> [Work item]
Review the material and extract every line in which the word "icon" occurs.

> [Data excerpts]
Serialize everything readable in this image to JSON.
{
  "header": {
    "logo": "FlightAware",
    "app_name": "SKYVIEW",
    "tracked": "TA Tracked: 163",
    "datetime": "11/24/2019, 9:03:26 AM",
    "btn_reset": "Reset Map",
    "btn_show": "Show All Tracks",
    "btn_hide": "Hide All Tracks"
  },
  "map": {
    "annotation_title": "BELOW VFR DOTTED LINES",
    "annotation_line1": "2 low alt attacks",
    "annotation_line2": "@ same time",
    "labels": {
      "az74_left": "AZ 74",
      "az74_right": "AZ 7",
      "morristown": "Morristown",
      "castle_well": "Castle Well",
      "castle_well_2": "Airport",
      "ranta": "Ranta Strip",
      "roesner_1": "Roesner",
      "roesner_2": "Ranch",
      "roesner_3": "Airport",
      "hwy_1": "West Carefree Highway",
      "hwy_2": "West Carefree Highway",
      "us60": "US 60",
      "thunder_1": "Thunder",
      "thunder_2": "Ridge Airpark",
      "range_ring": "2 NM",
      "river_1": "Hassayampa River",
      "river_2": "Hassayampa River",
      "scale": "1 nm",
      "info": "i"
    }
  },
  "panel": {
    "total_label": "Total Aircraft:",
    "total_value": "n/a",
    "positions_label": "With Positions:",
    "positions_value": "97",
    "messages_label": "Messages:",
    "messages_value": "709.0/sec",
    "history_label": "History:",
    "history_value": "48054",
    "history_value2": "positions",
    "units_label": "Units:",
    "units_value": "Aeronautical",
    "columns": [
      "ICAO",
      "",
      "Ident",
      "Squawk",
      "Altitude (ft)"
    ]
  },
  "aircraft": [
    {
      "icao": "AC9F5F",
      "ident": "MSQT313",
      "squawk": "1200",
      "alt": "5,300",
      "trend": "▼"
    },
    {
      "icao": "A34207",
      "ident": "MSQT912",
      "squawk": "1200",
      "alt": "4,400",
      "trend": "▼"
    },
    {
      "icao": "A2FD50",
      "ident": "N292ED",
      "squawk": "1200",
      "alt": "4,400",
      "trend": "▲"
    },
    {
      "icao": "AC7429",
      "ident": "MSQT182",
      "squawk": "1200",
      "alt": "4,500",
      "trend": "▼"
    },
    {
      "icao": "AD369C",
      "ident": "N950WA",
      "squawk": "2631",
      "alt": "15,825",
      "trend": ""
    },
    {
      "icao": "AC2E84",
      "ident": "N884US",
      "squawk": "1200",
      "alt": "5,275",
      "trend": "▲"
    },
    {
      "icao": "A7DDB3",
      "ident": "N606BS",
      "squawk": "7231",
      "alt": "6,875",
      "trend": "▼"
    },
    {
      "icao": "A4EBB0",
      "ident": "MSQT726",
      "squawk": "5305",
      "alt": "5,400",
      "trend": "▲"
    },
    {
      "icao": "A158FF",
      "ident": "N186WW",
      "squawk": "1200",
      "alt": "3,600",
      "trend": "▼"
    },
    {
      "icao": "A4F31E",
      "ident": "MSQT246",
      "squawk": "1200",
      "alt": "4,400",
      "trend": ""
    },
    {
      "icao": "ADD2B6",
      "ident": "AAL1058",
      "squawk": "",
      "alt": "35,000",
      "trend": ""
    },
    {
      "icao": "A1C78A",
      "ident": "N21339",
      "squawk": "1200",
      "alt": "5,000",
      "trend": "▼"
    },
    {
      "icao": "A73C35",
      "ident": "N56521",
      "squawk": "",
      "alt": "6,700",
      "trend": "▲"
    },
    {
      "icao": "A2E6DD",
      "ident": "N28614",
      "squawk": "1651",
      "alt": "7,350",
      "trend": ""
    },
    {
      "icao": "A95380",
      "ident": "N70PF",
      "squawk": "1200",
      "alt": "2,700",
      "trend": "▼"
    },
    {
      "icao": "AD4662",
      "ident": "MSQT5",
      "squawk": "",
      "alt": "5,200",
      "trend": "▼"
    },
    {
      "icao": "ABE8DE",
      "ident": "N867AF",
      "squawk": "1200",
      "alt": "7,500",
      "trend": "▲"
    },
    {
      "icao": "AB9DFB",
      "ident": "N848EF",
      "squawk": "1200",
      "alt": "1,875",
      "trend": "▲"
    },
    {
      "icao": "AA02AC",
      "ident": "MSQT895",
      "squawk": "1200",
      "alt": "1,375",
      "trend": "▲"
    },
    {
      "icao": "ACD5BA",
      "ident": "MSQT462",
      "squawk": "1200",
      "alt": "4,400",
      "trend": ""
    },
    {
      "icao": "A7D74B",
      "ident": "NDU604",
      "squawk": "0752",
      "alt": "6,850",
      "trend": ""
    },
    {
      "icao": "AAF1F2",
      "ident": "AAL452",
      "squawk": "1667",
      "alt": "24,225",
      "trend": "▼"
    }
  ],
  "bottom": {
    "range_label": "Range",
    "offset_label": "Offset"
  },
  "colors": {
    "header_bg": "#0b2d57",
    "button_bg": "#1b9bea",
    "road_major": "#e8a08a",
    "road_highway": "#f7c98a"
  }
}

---

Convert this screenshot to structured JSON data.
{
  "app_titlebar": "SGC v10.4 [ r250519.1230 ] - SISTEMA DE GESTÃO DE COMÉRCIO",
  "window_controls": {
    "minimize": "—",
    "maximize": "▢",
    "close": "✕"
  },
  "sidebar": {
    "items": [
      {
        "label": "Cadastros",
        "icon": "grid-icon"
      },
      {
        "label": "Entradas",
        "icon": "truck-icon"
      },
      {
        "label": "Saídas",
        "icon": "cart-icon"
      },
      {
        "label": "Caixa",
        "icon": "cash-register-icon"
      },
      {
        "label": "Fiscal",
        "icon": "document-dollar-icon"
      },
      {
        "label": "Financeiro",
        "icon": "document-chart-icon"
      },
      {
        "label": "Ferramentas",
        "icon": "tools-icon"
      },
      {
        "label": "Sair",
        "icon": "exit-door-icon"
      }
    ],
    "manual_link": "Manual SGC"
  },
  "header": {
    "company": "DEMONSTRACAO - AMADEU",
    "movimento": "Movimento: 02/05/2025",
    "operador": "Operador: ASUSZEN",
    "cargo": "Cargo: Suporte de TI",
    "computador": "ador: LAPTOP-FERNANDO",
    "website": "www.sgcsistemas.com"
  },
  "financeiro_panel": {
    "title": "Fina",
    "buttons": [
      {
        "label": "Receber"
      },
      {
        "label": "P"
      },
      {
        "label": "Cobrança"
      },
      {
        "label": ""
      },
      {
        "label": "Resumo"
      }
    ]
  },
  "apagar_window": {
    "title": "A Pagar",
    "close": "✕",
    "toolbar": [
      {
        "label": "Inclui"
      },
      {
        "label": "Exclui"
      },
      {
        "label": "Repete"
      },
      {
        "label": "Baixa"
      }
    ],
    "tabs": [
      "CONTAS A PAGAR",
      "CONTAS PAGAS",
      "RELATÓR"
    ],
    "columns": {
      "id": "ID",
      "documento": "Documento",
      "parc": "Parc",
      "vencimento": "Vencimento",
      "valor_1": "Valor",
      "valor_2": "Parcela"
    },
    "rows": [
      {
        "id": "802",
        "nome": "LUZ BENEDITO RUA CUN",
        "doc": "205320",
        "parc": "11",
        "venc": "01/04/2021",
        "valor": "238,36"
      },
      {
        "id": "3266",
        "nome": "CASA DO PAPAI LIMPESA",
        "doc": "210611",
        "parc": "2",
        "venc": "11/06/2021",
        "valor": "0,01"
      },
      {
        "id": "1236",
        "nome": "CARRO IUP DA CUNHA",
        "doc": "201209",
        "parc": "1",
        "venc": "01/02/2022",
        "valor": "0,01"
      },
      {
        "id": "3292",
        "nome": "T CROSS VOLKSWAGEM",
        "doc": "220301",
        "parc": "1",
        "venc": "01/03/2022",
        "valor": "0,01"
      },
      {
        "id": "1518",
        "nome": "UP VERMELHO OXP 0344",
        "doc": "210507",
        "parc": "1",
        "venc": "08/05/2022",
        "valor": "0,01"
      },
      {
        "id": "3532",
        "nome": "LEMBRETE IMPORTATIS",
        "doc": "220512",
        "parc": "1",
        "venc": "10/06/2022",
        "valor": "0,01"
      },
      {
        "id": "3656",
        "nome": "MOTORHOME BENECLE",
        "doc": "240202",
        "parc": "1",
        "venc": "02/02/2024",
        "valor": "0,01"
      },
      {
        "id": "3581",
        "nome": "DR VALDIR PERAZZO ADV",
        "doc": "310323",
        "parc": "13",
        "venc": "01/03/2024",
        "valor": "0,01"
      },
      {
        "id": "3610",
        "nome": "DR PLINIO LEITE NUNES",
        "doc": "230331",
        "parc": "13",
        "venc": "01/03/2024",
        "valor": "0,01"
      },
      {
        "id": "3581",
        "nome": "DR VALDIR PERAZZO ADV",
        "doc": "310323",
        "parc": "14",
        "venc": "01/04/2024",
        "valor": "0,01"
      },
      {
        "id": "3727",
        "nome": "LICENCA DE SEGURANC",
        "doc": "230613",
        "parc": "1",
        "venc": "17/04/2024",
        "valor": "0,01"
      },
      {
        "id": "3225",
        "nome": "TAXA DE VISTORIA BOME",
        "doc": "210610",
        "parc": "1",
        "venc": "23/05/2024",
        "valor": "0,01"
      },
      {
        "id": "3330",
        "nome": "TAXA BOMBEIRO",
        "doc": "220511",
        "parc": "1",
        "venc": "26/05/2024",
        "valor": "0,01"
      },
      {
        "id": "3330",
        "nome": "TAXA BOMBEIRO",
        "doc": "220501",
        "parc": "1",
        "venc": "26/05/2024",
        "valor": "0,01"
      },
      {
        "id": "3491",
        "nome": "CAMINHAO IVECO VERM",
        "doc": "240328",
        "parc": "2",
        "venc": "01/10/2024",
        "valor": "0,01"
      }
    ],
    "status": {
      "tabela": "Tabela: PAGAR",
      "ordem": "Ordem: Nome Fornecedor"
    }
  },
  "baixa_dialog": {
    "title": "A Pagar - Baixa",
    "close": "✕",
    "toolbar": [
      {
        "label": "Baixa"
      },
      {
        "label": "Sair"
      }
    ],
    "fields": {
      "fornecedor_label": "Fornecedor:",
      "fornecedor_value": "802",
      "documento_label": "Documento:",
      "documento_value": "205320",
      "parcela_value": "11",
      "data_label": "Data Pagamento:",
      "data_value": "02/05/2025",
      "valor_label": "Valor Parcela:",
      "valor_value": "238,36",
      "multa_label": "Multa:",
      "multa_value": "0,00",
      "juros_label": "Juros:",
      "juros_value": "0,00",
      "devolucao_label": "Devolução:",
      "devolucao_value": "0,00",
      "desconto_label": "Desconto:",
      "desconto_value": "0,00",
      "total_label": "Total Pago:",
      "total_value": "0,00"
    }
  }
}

> [Expected answer]
        "icon": "grid-icon"
        "icon": "truck-icon"
        "icon": "cart-icon"
        "icon": "cash-register-icon"
        "icon": "document-dollar-icon"
        "icon": "document-chart-icon"
        "icon": "tools-icon"
        "icon": "exit-door-icon"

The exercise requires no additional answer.